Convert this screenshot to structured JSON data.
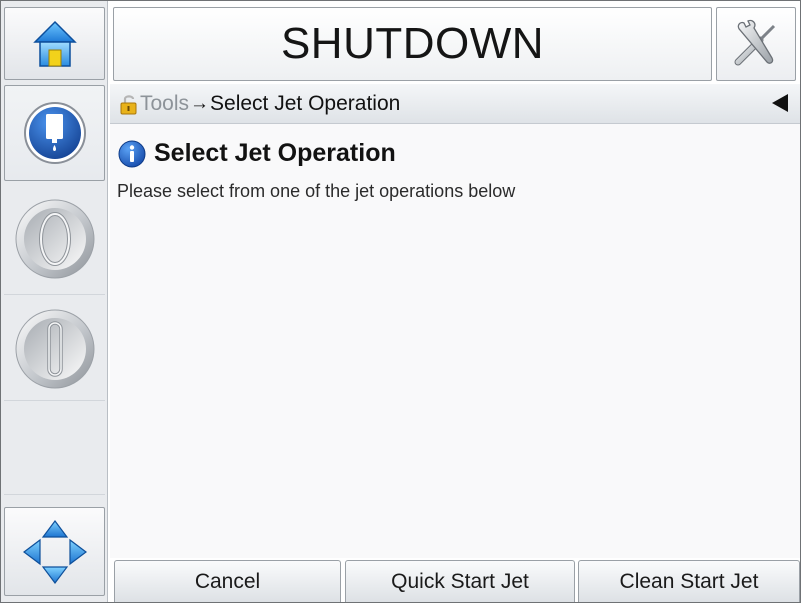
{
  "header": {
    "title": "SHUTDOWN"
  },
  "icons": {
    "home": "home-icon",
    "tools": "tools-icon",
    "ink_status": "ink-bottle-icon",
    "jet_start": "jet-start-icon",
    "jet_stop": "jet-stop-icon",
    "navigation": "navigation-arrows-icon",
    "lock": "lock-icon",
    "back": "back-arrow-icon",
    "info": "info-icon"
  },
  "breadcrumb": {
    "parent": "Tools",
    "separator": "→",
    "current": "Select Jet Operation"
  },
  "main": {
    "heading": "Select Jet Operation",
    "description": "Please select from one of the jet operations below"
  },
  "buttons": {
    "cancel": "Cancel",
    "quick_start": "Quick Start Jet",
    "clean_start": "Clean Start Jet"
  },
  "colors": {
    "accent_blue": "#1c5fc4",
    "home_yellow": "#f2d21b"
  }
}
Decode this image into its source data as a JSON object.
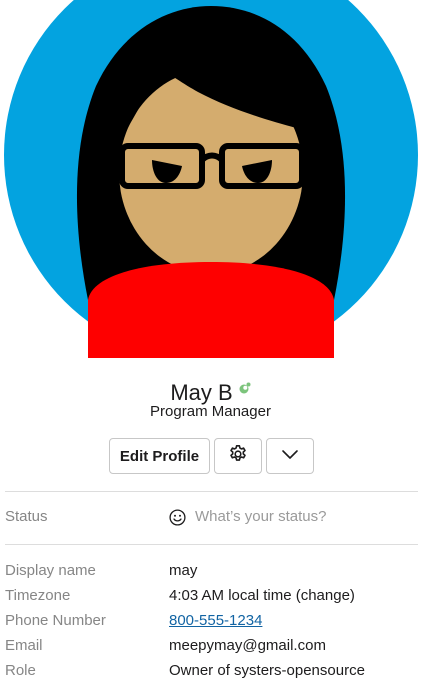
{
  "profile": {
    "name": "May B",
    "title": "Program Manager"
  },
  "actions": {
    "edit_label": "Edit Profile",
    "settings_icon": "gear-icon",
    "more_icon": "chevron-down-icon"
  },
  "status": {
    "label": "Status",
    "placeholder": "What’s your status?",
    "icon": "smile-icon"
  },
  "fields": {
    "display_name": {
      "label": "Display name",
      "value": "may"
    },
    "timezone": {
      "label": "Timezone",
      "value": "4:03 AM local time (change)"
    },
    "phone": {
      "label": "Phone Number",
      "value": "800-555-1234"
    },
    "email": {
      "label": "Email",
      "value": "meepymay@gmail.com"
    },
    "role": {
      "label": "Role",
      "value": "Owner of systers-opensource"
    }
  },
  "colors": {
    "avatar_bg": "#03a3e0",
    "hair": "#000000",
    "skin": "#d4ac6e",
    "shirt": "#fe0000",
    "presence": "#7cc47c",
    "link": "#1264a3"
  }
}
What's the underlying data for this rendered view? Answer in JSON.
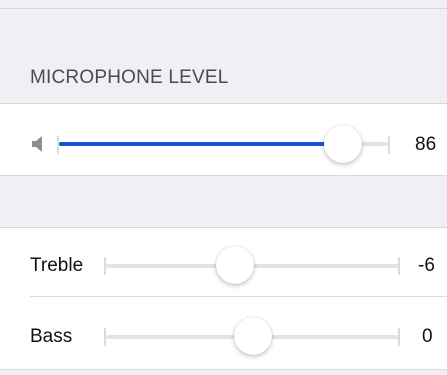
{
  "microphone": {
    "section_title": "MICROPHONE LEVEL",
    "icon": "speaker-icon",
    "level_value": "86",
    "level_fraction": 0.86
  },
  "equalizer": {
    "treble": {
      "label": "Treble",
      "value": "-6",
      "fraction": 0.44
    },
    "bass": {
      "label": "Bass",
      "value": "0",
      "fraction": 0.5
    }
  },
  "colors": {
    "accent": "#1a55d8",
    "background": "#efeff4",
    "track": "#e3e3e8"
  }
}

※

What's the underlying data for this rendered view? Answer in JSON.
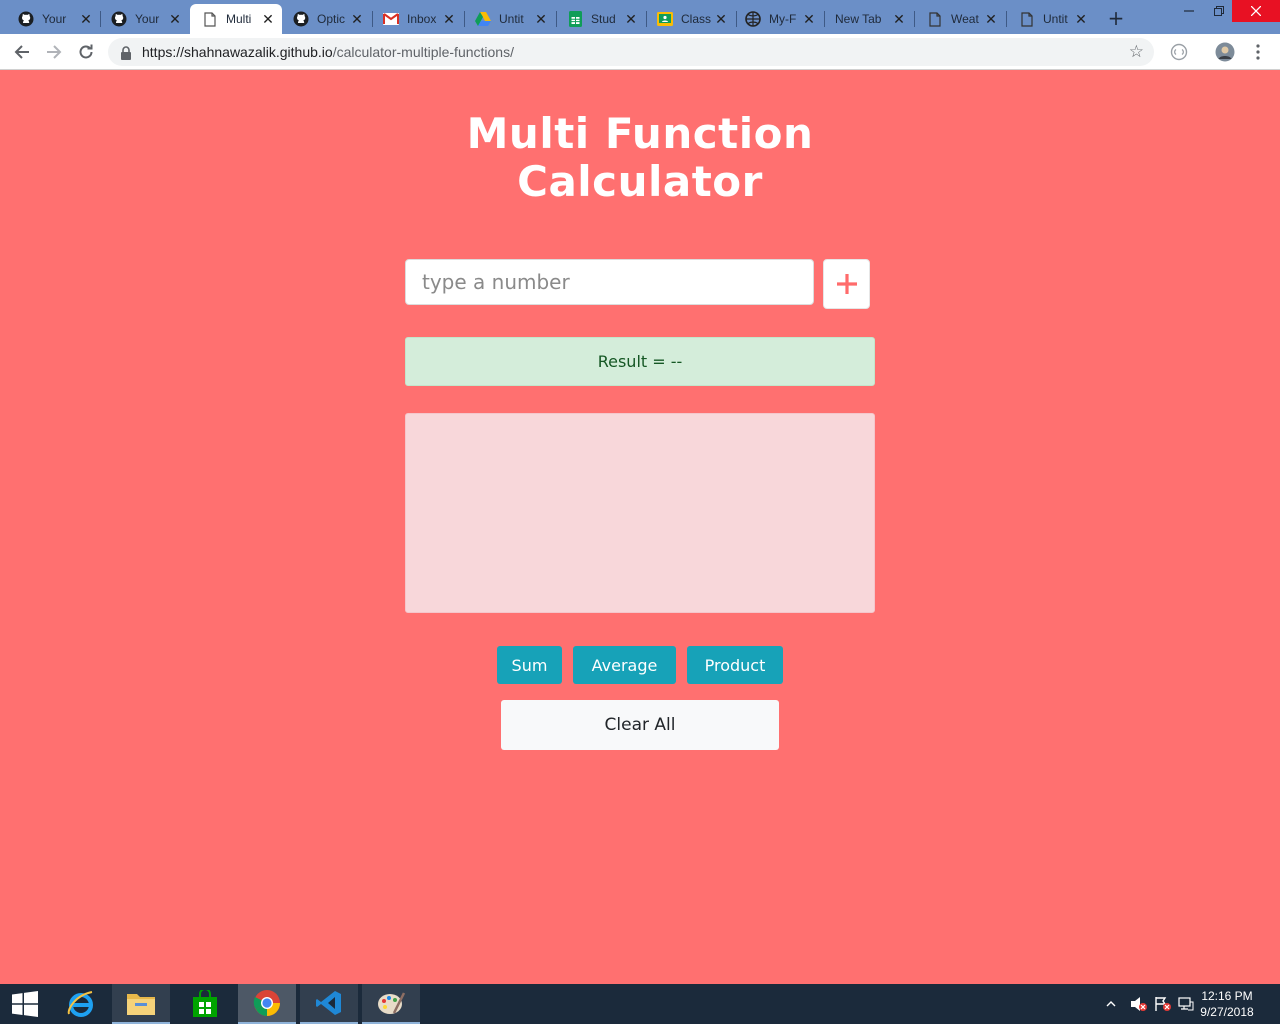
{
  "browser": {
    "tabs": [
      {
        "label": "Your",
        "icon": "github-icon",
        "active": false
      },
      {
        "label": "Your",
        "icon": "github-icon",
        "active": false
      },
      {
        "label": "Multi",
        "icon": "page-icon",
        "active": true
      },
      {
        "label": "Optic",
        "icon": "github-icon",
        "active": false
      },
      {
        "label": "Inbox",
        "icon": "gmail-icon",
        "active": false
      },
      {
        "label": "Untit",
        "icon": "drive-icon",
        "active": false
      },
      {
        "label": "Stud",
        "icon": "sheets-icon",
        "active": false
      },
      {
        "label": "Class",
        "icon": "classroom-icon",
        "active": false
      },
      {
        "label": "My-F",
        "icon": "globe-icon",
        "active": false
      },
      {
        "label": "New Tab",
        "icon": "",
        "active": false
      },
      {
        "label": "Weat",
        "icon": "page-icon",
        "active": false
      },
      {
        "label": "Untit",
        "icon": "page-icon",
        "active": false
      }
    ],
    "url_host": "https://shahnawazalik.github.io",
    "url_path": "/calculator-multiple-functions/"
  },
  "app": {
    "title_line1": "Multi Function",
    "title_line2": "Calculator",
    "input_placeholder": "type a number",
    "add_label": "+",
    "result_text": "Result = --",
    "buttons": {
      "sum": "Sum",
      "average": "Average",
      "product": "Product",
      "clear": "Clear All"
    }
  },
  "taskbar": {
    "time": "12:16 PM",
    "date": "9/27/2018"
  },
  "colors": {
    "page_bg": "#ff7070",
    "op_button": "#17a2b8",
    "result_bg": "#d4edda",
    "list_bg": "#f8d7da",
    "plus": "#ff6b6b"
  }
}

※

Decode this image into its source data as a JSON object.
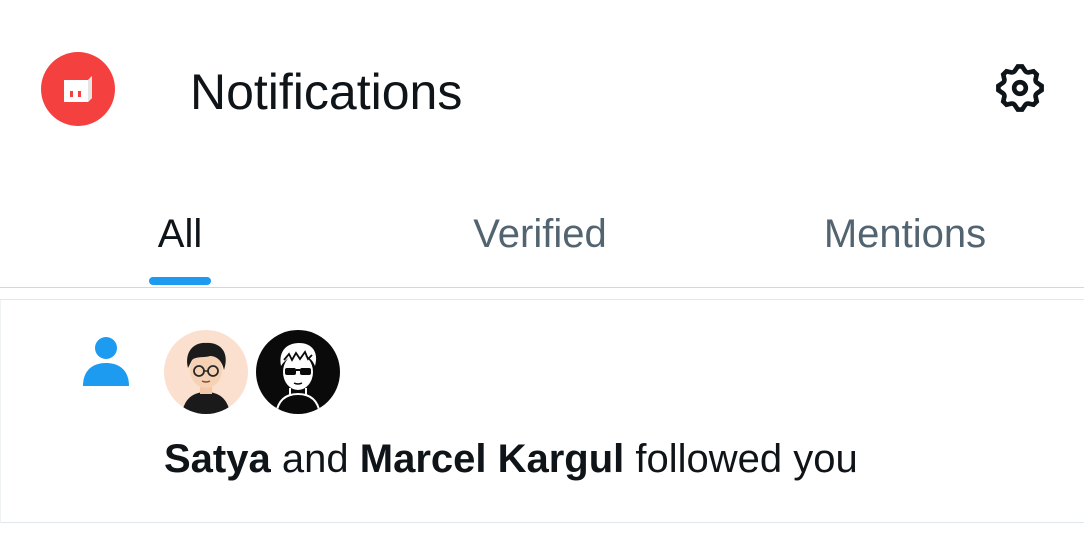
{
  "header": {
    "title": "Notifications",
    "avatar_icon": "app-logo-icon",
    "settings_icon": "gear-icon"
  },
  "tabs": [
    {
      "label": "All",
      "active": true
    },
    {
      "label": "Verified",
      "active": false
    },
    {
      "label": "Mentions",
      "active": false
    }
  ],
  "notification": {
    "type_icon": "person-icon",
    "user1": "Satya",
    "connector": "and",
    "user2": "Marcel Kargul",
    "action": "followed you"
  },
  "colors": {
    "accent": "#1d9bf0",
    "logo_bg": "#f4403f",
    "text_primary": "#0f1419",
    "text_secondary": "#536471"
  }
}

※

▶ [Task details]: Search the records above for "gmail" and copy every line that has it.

▶ [Completed exercise]:
      "value": "meepymay@gmail.com"
        "icon": "gmail-icon",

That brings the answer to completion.